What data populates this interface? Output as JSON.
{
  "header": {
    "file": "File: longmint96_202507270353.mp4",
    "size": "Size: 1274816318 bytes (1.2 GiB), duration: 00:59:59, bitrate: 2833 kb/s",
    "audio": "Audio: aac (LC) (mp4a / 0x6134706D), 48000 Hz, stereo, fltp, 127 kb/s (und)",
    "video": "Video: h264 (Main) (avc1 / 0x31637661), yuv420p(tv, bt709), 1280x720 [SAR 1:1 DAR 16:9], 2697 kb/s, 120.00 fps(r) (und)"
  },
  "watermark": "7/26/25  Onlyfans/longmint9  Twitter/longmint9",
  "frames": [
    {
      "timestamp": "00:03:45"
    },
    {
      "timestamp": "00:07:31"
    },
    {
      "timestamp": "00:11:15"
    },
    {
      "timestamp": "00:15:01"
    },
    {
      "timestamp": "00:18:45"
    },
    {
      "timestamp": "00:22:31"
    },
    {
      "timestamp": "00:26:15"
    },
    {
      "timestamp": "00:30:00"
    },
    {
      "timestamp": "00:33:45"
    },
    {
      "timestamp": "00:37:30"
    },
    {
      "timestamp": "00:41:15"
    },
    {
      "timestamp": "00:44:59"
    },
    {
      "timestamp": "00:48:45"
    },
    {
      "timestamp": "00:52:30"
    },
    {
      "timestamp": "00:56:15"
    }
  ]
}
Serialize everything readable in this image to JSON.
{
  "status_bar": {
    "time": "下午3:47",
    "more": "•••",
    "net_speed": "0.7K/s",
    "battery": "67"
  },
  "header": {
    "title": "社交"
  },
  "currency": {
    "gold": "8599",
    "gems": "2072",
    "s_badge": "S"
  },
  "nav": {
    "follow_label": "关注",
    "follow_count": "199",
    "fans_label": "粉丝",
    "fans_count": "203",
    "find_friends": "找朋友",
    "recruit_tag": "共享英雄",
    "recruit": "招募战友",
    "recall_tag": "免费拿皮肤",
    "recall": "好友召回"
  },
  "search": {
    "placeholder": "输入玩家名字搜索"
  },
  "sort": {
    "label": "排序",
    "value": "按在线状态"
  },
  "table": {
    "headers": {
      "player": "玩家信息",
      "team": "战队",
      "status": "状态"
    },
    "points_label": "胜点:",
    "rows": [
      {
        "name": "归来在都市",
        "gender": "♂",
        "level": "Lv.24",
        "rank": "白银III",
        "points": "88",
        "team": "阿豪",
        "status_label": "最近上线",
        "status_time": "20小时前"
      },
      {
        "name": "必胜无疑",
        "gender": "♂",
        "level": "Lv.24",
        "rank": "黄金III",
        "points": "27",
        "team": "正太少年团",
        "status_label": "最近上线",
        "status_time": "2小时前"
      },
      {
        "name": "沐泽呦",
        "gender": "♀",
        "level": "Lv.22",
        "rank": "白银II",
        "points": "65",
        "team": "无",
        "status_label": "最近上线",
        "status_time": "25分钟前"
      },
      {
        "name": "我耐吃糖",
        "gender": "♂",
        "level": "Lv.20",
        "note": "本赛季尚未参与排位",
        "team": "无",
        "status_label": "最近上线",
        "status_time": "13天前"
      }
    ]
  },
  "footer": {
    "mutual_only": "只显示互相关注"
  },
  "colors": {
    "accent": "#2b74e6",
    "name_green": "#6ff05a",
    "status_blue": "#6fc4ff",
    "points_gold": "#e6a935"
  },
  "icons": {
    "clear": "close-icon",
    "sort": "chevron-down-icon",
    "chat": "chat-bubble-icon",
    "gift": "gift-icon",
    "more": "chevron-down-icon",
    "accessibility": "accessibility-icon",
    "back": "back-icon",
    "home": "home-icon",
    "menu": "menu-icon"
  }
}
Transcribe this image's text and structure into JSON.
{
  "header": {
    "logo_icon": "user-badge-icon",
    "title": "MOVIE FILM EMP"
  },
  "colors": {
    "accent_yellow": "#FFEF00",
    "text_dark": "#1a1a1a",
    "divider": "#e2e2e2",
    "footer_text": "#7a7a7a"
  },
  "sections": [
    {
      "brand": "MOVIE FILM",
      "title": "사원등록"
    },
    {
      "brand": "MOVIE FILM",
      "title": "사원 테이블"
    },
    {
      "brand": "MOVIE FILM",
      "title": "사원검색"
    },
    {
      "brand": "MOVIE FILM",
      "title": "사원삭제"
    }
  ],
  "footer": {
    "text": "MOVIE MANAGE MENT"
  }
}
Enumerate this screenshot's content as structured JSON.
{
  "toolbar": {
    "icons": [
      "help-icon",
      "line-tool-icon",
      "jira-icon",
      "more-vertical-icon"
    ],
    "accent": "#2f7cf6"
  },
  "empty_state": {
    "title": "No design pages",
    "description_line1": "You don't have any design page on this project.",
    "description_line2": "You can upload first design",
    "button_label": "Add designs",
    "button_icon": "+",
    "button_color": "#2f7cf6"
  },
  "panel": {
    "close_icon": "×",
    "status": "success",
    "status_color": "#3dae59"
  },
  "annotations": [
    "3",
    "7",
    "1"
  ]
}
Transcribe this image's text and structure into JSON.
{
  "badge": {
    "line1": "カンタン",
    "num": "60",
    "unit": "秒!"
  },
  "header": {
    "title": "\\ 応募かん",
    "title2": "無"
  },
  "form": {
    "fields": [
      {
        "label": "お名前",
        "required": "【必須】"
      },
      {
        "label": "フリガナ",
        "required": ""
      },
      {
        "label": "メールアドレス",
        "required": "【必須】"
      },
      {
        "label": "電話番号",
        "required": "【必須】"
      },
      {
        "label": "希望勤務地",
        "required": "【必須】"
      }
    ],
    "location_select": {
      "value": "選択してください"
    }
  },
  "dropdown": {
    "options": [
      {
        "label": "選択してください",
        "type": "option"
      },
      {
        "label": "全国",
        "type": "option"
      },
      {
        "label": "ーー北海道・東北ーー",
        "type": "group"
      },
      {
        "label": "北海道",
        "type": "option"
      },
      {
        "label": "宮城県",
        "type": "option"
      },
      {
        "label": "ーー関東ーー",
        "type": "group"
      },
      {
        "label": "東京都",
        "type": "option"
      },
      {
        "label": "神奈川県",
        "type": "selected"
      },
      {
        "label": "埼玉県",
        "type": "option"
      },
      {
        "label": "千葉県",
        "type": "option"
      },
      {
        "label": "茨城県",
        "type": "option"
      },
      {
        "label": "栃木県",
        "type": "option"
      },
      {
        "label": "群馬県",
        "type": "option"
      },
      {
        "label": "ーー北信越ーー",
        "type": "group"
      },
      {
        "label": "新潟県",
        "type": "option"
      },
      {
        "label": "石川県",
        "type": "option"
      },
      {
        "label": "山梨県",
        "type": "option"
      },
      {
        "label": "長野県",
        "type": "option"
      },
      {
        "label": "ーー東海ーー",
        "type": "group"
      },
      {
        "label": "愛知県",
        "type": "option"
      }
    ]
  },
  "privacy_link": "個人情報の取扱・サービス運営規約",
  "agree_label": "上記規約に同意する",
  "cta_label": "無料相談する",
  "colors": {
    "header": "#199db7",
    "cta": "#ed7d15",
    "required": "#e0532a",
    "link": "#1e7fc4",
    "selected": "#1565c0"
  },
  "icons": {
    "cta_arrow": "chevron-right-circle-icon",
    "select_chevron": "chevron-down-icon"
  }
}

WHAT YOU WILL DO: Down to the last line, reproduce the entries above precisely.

SOLUTION FOR THIS TASK:
What data populates this interface? Output as JSON.
{
  "header": {
    "file": "File: longmint96_202507270353.mp4",
    "size": "Size: 1274816318 bytes (1.2 GiB), duration: 00:59:59, bitrate: 2833 kb/s",
    "audio": "Audio: aac (LC) (mp4a / 0x6134706D), 48000 Hz, stereo, fltp, 127 kb/s (und)",
    "video": "Video: h264 (Main) (avc1 / 0x31637661), yuv420p(tv, bt709), 1280x720 [SAR 1:1 DAR 16:9], 2697 kb/s, 120.00 fps(r) (und)"
  },
  "watermark": "7/26/25  Onlyfans/longmint9  Twitter/longmint9",
  "frames": [
    {
      "timestamp": "00:03:45"
    },
    {
      "timestamp": "00:07:31"
    },
    {
      "timestamp": "00:11:15"
    },
    {
      "timestamp": "00:15:01"
    },
    {
      "timestamp": "00:18:45"
    },
    {
      "timestamp": "00:22:31"
    },
    {
      "timestamp": "00:26:15"
    },
    {
      "timestamp": "00:30:00"
    },
    {
      "timestamp": "00:33:45"
    },
    {
      "timestamp": "00:37:30"
    },
    {
      "timestamp": "00:41:15"
    },
    {
      "timestamp": "00:44:59"
    },
    {
      "timestamp": "00:48:45"
    },
    {
      "timestamp": "00:52:30"
    },
    {
      "timestamp": "00:56:15"
    }
  ]
}
Serialize everything readable in this image to JSON.
{
  "status_bar": {
    "time": "下午3:47",
    "more": "•••",
    "net_speed": "0.7K/s",
    "battery": "67"
  },
  "header": {
    "title": "社交"
  },
  "currency": {
    "gold": "8599",
    "gems": "2072",
    "s_badge": "S"
  },
  "nav": {
    "follow_label": "关注",
    "follow_count": "199",
    "fans_label": "粉丝",
    "fans_count": "203",
    "find_friends": "找朋友",
    "recruit_tag": "共享英雄",
    "recruit": "招募战友",
    "recall_tag": "免费拿皮肤",
    "recall": "好友召回"
  },
  "search": {
    "placeholder": "输入玩家名字搜索"
  },
  "sort": {
    "label": "排序",
    "value": "按在线状态"
  },
  "table": {
    "headers": {
      "player": "玩家信息",
      "team": "战队",
      "status": "状态"
    },
    "points_label": "胜点:",
    "rows": [
      {
        "name": "归来在都市",
        "gender": "♂",
        "level": "Lv.24",
        "rank": "白银III",
        "points": "88",
        "team": "阿豪",
        "status_label": "最近上线",
        "status_time": "20小时前"
      },
      {
        "name": "必胜无疑",
        "gender": "♂",
        "level": "Lv.24",
        "rank": "黄金III",
        "points": "27",
        "team": "正太少年团",
        "status_label": "最近上线",
        "status_time": "2小时前"
      },
      {
        "name": "沐泽呦",
        "gender": "♀",
        "level": "Lv.22",
        "rank": "白银II",
        "points": "65",
        "team": "无",
        "status_label": "最近上线",
        "status_time": "25分钟前"
      },
      {
        "name": "我耐吃糖",
        "gender": "♂",
        "level": "Lv.20",
        "note": "本赛季尚未参与排位",
        "team": "无",
        "status_label": "最近上线",
        "status_time": "13天前"
      }
    ]
  },
  "footer": {
    "mutual_only": "只显示互相关注"
  },
  "colors": {
    "accent": "#2b74e6",
    "name_green": "#6ff05a",
    "status_blue": "#6fc4ff",
    "points_gold": "#e6a935"
  },
  "icons": {
    "clear": "close-icon",
    "sort": "chevron-down-icon",
    "chat": "chat-bubble-icon",
    "gift": "gift-icon",
    "more": "chevron-down-icon",
    "accessibility": "accessibility-icon",
    "back": "back-icon",
    "home": "home-icon",
    "menu": "menu-icon"
  }
}
Transcribe this image's text and structure into JSON.
{
  "header": {
    "logo_icon": "user-badge-icon",
    "title": "MOVIE FILM EMP"
  },
  "colors": {
    "accent_yellow": "#FFEF00",
    "text_dark": "#1a1a1a",
    "divider": "#e2e2e2",
    "footer_text": "#7a7a7a"
  },
  "sections": [
    {
      "brand": "MOVIE FILM",
      "title": "사원등록"
    },
    {
      "brand": "MOVIE FILM",
      "title": "사원 테이블"
    },
    {
      "brand": "MOVIE FILM",
      "title": "사원검색"
    },
    {
      "brand": "MOVIE FILM",
      "title": "사원삭제"
    }
  ],
  "footer": {
    "text": "MOVIE MANAGE MENT"
  }
}
Enumerate this screenshot's content as structured JSON.
{
  "toolbar": {
    "icons": [
      "help-icon",
      "line-tool-icon",
      "jira-icon",
      "more-vertical-icon"
    ],
    "accent": "#2f7cf6"
  },
  "empty_state": {
    "title": "No design pages",
    "description_line1": "You don't have any design page on this project.",
    "description_line2": "You can upload first design",
    "button_label": "Add designs",
    "button_icon": "+",
    "button_color": "#2f7cf6"
  },
  "panel": {
    "close_icon": "×",
    "status": "success",
    "status_color": "#3dae59"
  },
  "annotations": [
    "3",
    "7",
    "1"
  ]
}
Transcribe this image's text and structure into JSON.
{
  "badge": {
    "line1": "カンタン",
    "num": "60",
    "unit": "秒!"
  },
  "header": {
    "title": "\\ 応募かん",
    "title2": "無"
  },
  "form": {
    "fields": [
      {
        "label": "お名前",
        "required": "【必須】"
      },
      {
        "label": "フリガナ",
        "required": ""
      },
      {
        "label": "メールアドレス",
        "required": "【必須】"
      },
      {
        "label": "電話番号",
        "required": "【必須】"
      },
      {
        "label": "希望勤務地",
        "required": "【必須】"
      }
    ],
    "location_select": {
      "value": "選択してください"
    }
  },
  "dropdown": {
    "options": [
      {
        "label": "選択してください",
        "type": "option"
      },
      {
        "label": "全国",
        "type": "option"
      },
      {
        "label": "ーー北海道・東北ーー",
        "type": "group"
      },
      {
        "label": "北海道",
        "type": "option"
      },
      {
        "label": "宮城県",
        "type": "option"
      },
      {
        "label": "ーー関東ーー",
        "type": "group"
      },
      {
        "label": "東京都",
        "type": "option"
      },
      {
        "label": "神奈川県",
        "type": "selected"
      },
      {
        "label": "埼玉県",
        "type": "option"
      },
      {
        "label": "千葉県",
        "type": "option"
      },
      {
        "label": "茨城県",
        "type": "option"
      },
      {
        "label": "栃木県",
        "type": "option"
      },
      {
        "label": "群馬県",
        "type": "option"
      },
      {
        "label": "ーー北信越ーー",
        "type": "group"
      },
      {
        "label": "新潟県",
        "type": "option"
      },
      {
        "label": "石川県",
        "type": "option"
      },
      {
        "label": "山梨県",
        "type": "option"
      },
      {
        "label": "長野県",
        "type": "option"
      },
      {
        "label": "ーー東海ーー",
        "type": "group"
      },
      {
        "label": "愛知県",
        "type": "option"
      }
    ]
  },
  "privacy_link": "個人情報の取扱・サービス運営規約",
  "agree_label": "上記規約に同意する",
  "cta_label": "無料相談する",
  "colors": {
    "header": "#199db7",
    "cta": "#ed7d15",
    "required": "#e0532a",
    "link": "#1e7fc4",
    "selected": "#1565c0"
  },
  "icons": {
    "cta_arrow": "chevron-right-circle-icon",
    "select_chevron": "chevron-down-icon"
  }
}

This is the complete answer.